## [Required work]
If a record holds a picture, drop the picture and copy everything else exactly.

## [Data extracts]
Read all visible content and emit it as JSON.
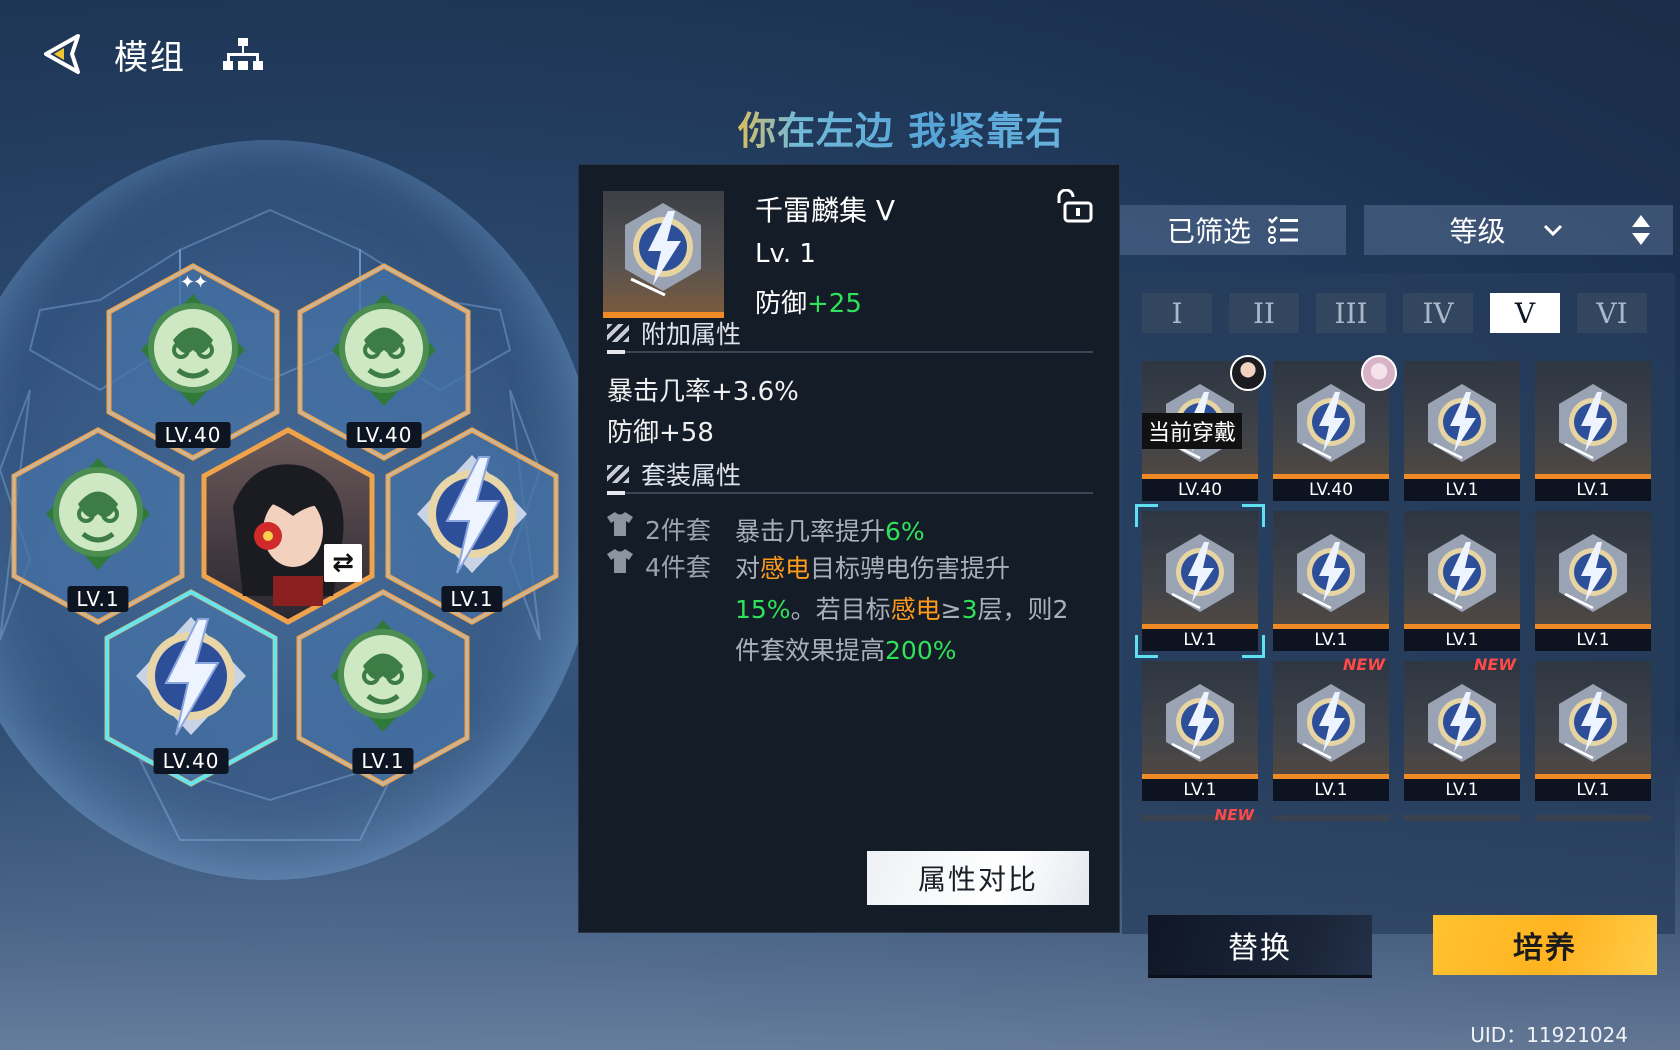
{
  "header": {
    "title": "模组",
    "slogan": "你在左边 我紧靠右"
  },
  "sphere": {
    "slots": [
      {
        "level": "LV.40",
        "type": "green-emblem",
        "sparkle": "✦✦"
      },
      {
        "level": "LV.40",
        "type": "green-emblem"
      },
      {
        "level": "LV.1",
        "type": "green-emblem"
      },
      {
        "level": "",
        "type": "character",
        "swap_icon": "⇄"
      },
      {
        "level": "LV.1",
        "type": "thunder-emblem"
      },
      {
        "level": "LV.40",
        "type": "thunder-emblem"
      },
      {
        "level": "LV.1",
        "type": "green-emblem"
      }
    ]
  },
  "detail": {
    "name": "千雷麟集 V",
    "level": "Lv. 1",
    "main_stat_label": "防御",
    "main_stat_value": "+25",
    "extra_title": "附加属性",
    "extra_attrs": [
      "暴击几率+3.6%",
      "防御+58"
    ],
    "set_title": "套装属性",
    "set2_label": "2件套",
    "set2_text": "暴击几率提升",
    "set2_value": "6%",
    "set4_label": "4件套",
    "set4_parts": {
      "p1": "对",
      "k1": "感电",
      "p2": "目标骋电伤害提升",
      "v1": "15%",
      "p3": "。若目标",
      "k2": "感电",
      "p4": "≥",
      "v2": "3",
      "p5": "层，则2件套效果提高",
      "v3": "200%"
    },
    "compare_button": "属性对比"
  },
  "right_panel": {
    "filter_label": "已筛选",
    "sort_label": "等级",
    "tabs": [
      "I",
      "II",
      "III",
      "IV",
      "V",
      "VI"
    ],
    "active_tab": "V",
    "cells": [
      {
        "level": "LV.40",
        "wearing": "当前穿戴",
        "avatar": "dark"
      },
      {
        "level": "LV.40",
        "avatar": "pink"
      },
      {
        "level": "LV.1"
      },
      {
        "level": "LV.1"
      },
      {
        "level": "LV.1",
        "selected": true
      },
      {
        "level": "LV.1"
      },
      {
        "level": "LV.1"
      },
      {
        "level": "LV.1"
      },
      {
        "level": "LV.1"
      },
      {
        "level": "LV.1",
        "new": "NEW"
      },
      {
        "level": "LV.1",
        "new": "NEW"
      },
      {
        "level": "LV.1"
      }
    ],
    "peek_new": "NEW",
    "replace_button": "替换",
    "train_button": "培养"
  },
  "footer": {
    "uid": "UID：11921024"
  },
  "colors": {
    "accent_orange": "#f08a24",
    "select_cyan": "#5fe0ef",
    "highlight_green": "#2ee25a",
    "keyword_orange": "#ff9a1a",
    "train_yellow": "#ffc32e"
  }
}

## [Reply]
Read all visible content and emit it as JSON.
{
  "header": {
    "title": "模组",
    "slogan": "你在左边 我紧靠右"
  },
  "sphere": {
    "slots": [
      {
        "level": "LV.40",
        "type": "green-emblem",
        "sparkle": "✦✦"
      },
      {
        "level": "LV.40",
        "type": "green-emblem"
      },
      {
        "level": "LV.1",
        "type": "green-emblem"
      },
      {
        "level": "",
        "type": "character",
        "swap_icon": "⇄"
      },
      {
        "level": "LV.1",
        "type": "thunder-emblem"
      },
      {
        "level": "LV.40",
        "type": "thunder-emblem"
      },
      {
        "level": "LV.1",
        "type": "green-emblem"
      }
    ]
  },
  "detail": {
    "name": "千雷麟集 V",
    "level": "Lv. 1",
    "main_stat_label": "防御",
    "main_stat_value": "+25",
    "extra_title": "附加属性",
    "extra_attrs": [
      "暴击几率+3.6%",
      "防御+58"
    ],
    "set_title": "套装属性",
    "set2_label": "2件套",
    "set2_text": "暴击几率提升",
    "set2_value": "6%",
    "set4_label": "4件套",
    "set4_parts": {
      "p1": "对",
      "k1": "感电",
      "p2": "目标骋电伤害提升",
      "v1": "15%",
      "p3": "。若目标",
      "k2": "感电",
      "p4": "≥",
      "v2": "3",
      "p5": "层，则2件套效果提高",
      "v3": "200%"
    },
    "compare_button": "属性对比"
  },
  "right_panel": {
    "filter_label": "已筛选",
    "sort_label": "等级",
    "tabs": [
      "I",
      "II",
      "III",
      "IV",
      "V",
      "VI"
    ],
    "active_tab": "V",
    "cells": [
      {
        "level": "LV.40",
        "wearing": "当前穿戴",
        "avatar": "dark"
      },
      {
        "level": "LV.40",
        "avatar": "pink"
      },
      {
        "level": "LV.1"
      },
      {
        "level": "LV.1"
      },
      {
        "level": "LV.1",
        "selected": true
      },
      {
        "level": "LV.1"
      },
      {
        "level": "LV.1"
      },
      {
        "level": "LV.1"
      },
      {
        "level": "LV.1"
      },
      {
        "level": "LV.1",
        "new": "NEW"
      },
      {
        "level": "LV.1",
        "new": "NEW"
      },
      {
        "level": "LV.1"
      }
    ],
    "peek_new": "NEW",
    "replace_button": "替换",
    "train_button": "培养"
  },
  "footer": {
    "uid": "UID：11921024"
  },
  "colors": {
    "accent_orange": "#f08a24",
    "select_cyan": "#5fe0ef",
    "highlight_green": "#2ee25a",
    "keyword_orange": "#ff9a1a",
    "train_yellow": "#ffc32e"
  }
}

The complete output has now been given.